Assignment
Search the listing below for the word "title" and copy each line where it appears.

Records to process
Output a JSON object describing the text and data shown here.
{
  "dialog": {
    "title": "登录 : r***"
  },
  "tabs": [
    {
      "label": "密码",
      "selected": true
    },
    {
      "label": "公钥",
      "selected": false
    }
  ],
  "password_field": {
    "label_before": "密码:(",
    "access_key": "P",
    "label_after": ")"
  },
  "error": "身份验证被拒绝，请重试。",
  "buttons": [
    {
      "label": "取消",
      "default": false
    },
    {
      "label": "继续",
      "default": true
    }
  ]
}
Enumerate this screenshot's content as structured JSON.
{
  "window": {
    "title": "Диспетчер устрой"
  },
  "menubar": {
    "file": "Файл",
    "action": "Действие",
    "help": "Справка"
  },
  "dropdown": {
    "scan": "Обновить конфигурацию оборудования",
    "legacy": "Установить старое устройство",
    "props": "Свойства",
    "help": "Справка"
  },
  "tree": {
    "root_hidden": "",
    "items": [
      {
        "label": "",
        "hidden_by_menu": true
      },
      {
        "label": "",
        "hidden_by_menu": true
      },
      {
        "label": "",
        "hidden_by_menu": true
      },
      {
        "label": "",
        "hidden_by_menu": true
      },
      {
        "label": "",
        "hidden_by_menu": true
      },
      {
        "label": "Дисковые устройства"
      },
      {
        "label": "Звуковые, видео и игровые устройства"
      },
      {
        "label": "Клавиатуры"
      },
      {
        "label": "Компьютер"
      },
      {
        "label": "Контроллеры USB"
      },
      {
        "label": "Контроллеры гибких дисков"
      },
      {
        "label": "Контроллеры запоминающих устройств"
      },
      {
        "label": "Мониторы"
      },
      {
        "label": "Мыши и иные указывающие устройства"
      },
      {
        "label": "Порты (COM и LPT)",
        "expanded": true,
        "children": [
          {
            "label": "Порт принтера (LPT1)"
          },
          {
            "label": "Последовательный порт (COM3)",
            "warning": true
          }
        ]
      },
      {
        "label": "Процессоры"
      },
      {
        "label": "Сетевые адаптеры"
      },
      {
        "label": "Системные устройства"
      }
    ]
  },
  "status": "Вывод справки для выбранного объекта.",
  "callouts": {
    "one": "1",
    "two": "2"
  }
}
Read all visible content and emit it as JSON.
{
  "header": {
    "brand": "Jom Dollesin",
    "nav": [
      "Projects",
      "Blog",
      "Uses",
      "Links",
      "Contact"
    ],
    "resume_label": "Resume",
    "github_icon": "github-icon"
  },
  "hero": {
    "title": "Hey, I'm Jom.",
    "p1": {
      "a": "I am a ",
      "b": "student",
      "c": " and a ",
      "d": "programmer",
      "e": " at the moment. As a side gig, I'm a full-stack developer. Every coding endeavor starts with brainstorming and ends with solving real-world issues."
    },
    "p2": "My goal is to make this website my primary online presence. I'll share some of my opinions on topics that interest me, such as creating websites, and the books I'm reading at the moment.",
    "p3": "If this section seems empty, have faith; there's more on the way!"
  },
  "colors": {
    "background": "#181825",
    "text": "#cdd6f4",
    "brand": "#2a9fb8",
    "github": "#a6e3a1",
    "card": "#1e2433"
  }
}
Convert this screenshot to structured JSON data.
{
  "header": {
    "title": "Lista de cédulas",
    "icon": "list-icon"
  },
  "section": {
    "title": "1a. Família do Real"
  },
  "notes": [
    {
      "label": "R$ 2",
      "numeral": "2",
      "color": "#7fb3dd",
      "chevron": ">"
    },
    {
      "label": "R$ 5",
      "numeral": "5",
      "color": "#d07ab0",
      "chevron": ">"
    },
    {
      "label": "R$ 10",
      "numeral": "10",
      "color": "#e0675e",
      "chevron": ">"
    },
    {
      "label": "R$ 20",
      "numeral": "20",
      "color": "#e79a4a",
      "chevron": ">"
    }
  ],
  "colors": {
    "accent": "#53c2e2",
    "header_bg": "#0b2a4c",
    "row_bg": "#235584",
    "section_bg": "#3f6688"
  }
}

Answer section
    "title": "登录 : r***"
    "title": "Диспетчер устрой"
    "title": "Hey, I'm Jom.",
    "title": "Lista de cédulas",
    "title": "1a. Família do Real"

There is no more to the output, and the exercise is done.